DIRECTIONS:
A verbatim copy of the data below is the required output.

==*==

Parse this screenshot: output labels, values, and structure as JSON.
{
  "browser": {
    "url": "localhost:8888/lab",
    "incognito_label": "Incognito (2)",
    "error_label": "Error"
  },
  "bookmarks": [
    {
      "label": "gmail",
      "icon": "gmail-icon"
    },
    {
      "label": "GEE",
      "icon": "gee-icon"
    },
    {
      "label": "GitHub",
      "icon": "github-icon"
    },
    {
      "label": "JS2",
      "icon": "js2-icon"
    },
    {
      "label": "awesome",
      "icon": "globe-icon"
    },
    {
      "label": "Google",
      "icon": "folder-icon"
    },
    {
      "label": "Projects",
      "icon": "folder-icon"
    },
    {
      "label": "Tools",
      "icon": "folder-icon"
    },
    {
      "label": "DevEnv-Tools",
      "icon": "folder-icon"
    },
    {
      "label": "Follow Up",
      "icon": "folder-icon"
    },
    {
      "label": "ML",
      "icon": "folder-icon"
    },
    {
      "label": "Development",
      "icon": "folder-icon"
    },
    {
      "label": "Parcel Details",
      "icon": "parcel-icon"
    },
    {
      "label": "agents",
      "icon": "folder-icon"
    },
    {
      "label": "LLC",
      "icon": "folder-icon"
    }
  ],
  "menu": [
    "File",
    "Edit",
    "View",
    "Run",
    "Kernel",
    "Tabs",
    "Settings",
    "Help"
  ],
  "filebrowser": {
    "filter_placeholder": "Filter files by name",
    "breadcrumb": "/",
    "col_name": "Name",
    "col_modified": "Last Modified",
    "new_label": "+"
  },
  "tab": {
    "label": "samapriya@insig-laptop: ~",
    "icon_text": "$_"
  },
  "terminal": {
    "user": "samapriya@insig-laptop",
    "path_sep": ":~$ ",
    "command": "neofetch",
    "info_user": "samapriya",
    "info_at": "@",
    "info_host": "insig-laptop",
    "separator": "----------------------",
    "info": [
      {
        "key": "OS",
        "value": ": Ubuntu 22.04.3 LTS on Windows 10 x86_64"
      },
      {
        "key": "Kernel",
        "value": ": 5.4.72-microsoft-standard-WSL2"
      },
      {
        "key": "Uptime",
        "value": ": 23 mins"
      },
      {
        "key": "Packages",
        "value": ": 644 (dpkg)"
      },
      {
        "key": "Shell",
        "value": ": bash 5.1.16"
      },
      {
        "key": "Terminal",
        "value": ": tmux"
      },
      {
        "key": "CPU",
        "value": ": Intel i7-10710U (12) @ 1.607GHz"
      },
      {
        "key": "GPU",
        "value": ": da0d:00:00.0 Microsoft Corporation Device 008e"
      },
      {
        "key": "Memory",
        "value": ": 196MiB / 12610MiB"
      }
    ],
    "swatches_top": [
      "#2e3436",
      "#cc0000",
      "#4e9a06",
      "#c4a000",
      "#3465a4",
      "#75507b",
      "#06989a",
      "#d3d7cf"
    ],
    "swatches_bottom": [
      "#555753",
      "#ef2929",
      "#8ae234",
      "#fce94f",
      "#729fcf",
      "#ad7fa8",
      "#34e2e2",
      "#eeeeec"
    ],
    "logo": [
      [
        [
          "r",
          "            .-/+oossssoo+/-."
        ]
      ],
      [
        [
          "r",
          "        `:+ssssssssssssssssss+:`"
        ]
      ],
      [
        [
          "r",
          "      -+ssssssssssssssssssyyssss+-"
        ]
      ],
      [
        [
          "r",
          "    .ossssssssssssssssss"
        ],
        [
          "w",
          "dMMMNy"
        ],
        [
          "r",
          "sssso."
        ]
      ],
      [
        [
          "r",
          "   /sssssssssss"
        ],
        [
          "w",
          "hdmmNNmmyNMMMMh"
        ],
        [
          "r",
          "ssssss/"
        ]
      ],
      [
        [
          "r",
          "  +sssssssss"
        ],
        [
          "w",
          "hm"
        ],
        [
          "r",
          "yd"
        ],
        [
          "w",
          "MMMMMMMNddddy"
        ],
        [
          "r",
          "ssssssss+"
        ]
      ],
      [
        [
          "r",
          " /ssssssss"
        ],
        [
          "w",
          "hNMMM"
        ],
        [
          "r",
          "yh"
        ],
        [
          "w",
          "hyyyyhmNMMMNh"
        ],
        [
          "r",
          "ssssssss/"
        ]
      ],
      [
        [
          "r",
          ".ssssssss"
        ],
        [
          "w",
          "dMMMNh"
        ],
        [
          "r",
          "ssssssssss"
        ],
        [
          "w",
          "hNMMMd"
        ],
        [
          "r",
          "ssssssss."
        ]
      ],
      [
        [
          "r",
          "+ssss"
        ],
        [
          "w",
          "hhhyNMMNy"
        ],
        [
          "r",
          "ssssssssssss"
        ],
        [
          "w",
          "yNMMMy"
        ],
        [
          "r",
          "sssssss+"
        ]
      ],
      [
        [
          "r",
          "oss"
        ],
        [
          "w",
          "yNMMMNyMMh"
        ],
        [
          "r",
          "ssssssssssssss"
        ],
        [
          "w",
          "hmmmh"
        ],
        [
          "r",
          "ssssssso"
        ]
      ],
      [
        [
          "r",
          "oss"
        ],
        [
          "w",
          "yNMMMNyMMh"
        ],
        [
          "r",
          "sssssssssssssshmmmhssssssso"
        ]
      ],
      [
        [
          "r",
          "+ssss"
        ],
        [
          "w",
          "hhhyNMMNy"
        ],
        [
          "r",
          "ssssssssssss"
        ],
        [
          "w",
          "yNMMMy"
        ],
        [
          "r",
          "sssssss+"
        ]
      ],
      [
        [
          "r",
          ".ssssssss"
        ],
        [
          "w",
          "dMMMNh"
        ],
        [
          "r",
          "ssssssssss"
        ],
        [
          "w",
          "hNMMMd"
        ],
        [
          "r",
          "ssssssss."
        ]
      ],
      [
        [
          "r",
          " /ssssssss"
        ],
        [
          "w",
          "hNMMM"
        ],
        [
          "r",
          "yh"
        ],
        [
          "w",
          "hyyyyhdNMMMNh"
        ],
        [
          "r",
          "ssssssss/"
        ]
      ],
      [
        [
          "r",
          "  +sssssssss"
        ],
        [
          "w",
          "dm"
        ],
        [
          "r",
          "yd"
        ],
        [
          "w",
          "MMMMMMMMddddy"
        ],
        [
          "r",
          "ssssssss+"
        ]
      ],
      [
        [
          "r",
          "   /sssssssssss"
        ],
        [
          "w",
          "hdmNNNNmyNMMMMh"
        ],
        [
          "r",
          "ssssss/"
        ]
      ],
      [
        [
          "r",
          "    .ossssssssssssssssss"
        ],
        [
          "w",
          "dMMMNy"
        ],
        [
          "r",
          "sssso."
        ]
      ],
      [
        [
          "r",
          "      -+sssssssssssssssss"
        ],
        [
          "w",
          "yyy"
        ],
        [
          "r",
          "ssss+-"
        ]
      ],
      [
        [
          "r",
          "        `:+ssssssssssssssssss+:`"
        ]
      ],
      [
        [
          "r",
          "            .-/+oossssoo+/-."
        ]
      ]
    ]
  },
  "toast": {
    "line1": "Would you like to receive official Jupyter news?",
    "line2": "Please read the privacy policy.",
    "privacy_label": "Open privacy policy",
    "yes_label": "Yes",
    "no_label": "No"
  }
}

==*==

SOLVED PROBLEM:
Parse this screenshot: output labels, values, and structure as JSON.
{
  "browser": {
    "url": "localhost:8888/lab",
    "incognito_label": "Incognito (2)",
    "error_label": "Error"
  },
  "bookmarks": [
    {
      "label": "gmail",
      "icon": "gmail-icon"
    },
    {
      "label": "GEE",
      "icon": "gee-icon"
    },
    {
      "label": "GitHub",
      "icon": "github-icon"
    },
    {
      "label": "JS2",
      "icon": "js2-icon"
    },
    {
      "label": "awesome",
      "icon": "globe-icon"
    },
    {
      "label": "Google",
      "icon": "folder-icon"
    },
    {
      "label": "Projects",
      "icon": "folder-icon"
    },
    {
      "label": "Tools",
      "icon": "folder-icon"
    },
    {
      "label": "DevEnv-Tools",
      "icon": "folder-icon"
    },
    {
      "label": "Follow Up",
      "icon": "folder-icon"
    },
    {
      "label": "ML",
      "icon": "folder-icon"
    },
    {
      "label": "Development",
      "icon": "folder-icon"
    },
    {
      "label": "Parcel Details",
      "icon": "parcel-icon"
    },
    {
      "label": "agents",
      "icon": "folder-icon"
    },
    {
      "label": "LLC",
      "icon": "folder-icon"
    }
  ],
  "menu": [
    "File",
    "Edit",
    "View",
    "Run",
    "Kernel",
    "Tabs",
    "Settings",
    "Help"
  ],
  "filebrowser": {
    "filter_placeholder": "Filter files by name",
    "breadcrumb": "/",
    "col_name": "Name",
    "col_modified": "Last Modified",
    "new_label": "+"
  },
  "tab": {
    "label": "samapriya@insig-laptop: ~",
    "icon_text": "$_"
  },
  "terminal": {
    "user": "samapriya@insig-laptop",
    "path_sep": ":~$ ",
    "command": "neofetch",
    "info_user": "samapriya",
    "info_at": "@",
    "info_host": "insig-laptop",
    "separator": "----------------------",
    "info": [
      {
        "key": "OS",
        "value": ": Ubuntu 22.04.3 LTS on Windows 10 x86_64"
      },
      {
        "key": "Kernel",
        "value": ": 5.4.72-microsoft-standard-WSL2"
      },
      {
        "key": "Uptime",
        "value": ": 23 mins"
      },
      {
        "key": "Packages",
        "value": ": 644 (dpkg)"
      },
      {
        "key": "Shell",
        "value": ": bash 5.1.16"
      },
      {
        "key": "Terminal",
        "value": ": tmux"
      },
      {
        "key": "CPU",
        "value": ": Intel i7-10710U (12) @ 1.607GHz"
      },
      {
        "key": "GPU",
        "value": ": da0d:00:00.0 Microsoft Corporation Device 008e"
      },
      {
        "key": "Memory",
        "value": ": 196MiB / 12610MiB"
      }
    ],
    "swatches_top": [
      "#2e3436",
      "#cc0000",
      "#4e9a06",
      "#c4a000",
      "#3465a4",
      "#75507b",
      "#06989a",
      "#d3d7cf"
    ],
    "swatches_bottom": [
      "#555753",
      "#ef2929",
      "#8ae234",
      "#fce94f",
      "#729fcf",
      "#ad7fa8",
      "#34e2e2",
      "#eeeeec"
    ],
    "logo": [
      [
        [
          "r",
          "            .-/+oossssoo+/-."
        ]
      ],
      [
        [
          "r",
          "        `:+ssssssssssssssssss+:`"
        ]
      ],
      [
        [
          "r",
          "      -+ssssssssssssssssssyyssss+-"
        ]
      ],
      [
        [
          "r",
          "    .ossssssssssssssssss"
        ],
        [
          "w",
          "dMMMNy"
        ],
        [
          "r",
          "sssso."
        ]
      ],
      [
        [
          "r",
          "   /sssssssssss"
        ],
        [
          "w",
          "hdmmNNmmyNMMMMh"
        ],
        [
          "r",
          "ssssss/"
        ]
      ],
      [
        [
          "r",
          "  +sssssssss"
        ],
        [
          "w",
          "hm"
        ],
        [
          "r",
          "yd"
        ],
        [
          "w",
          "MMMMMMMNddddy"
        ],
        [
          "r",
          "ssssssss+"
        ]
      ],
      [
        [
          "r",
          " /ssssssss"
        ],
        [
          "w",
          "hNMMM"
        ],
        [
          "r",
          "yh"
        ],
        [
          "w",
          "hyyyyhmNMMMNh"
        ],
        [
          "r",
          "ssssssss/"
        ]
      ],
      [
        [
          "r",
          ".ssssssss"
        ],
        [
          "w",
          "dMMMNh"
        ],
        [
          "r",
          "ssssssssss"
        ],
        [
          "w",
          "hNMMMd"
        ],
        [
          "r",
          "ssssssss."
        ]
      ],
      [
        [
          "r",
          "+ssss"
        ],
        [
          "w",
          "hhhyNMMNy"
        ],
        [
          "r",
          "ssssssssssss"
        ],
        [
          "w",
          "yNMMMy"
        ],
        [
          "r",
          "sssssss+"
        ]
      ],
      [
        [
          "r",
          "oss"
        ],
        [
          "w",
          "yNMMMNyMMh"
        ],
        [
          "r",
          "ssssssssssssss"
        ],
        [
          "w",
          "hmmmh"
        ],
        [
          "r",
          "ssssssso"
        ]
      ],
      [
        [
          "r",
          "oss"
        ],
        [
          "w",
          "yNMMMNyMMh"
        ],
        [
          "r",
          "sssssssssssssshmmmhssssssso"
        ]
      ],
      [
        [
          "r",
          "+ssss"
        ],
        [
          "w",
          "hhhyNMMNy"
        ],
        [
          "r",
          "ssssssssssss"
        ],
        [
          "w",
          "yNMMMy"
        ],
        [
          "r",
          "sssssss+"
        ]
      ],
      [
        [
          "r",
          ".ssssssss"
        ],
        [
          "w",
          "dMMMNh"
        ],
        [
          "r",
          "ssssssssss"
        ],
        [
          "w",
          "hNMMMd"
        ],
        [
          "r",
          "ssssssss."
        ]
      ],
      [
        [
          "r",
          " /ssssssss"
        ],
        [
          "w",
          "hNMMM"
        ],
        [
          "r",
          "yh"
        ],
        [
          "w",
          "hyyyyhdNMMMNh"
        ],
        [
          "r",
          "ssssssss/"
        ]
      ],
      [
        [
          "r",
          "  +sssssssss"
        ],
        [
          "w",
          "dm"
        ],
        [
          "r",
          "yd"
        ],
        [
          "w",
          "MMMMMMMMddddy"
        ],
        [
          "r",
          "ssssssss+"
        ]
      ],
      [
        [
          "r",
          "   /sssssssssss"
        ],
        [
          "w",
          "hdmNNNNmyNMMMMh"
        ],
        [
          "r",
          "ssssss/"
        ]
      ],
      [
        [
          "r",
          "    .ossssssssssssssssss"
        ],
        [
          "w",
          "dMMMNy"
        ],
        [
          "r",
          "sssso."
        ]
      ],
      [
        [
          "r",
          "      -+sssssssssssssssss"
        ],
        [
          "w",
          "yyy"
        ],
        [
          "r",
          "ssss+-"
        ]
      ],
      [
        [
          "r",
          "        `:+ssssssssssssssssss+:`"
        ]
      ],
      [
        [
          "r",
          "            .-/+oossssoo+/-."
        ]
      ]
    ]
  },
  "toast": {
    "line1": "Would you like to receive official Jupyter news?",
    "line2": "Please read the privacy policy.",
    "privacy_label": "Open privacy policy",
    "yes_label": "Yes",
    "no_label": "No"
  }
}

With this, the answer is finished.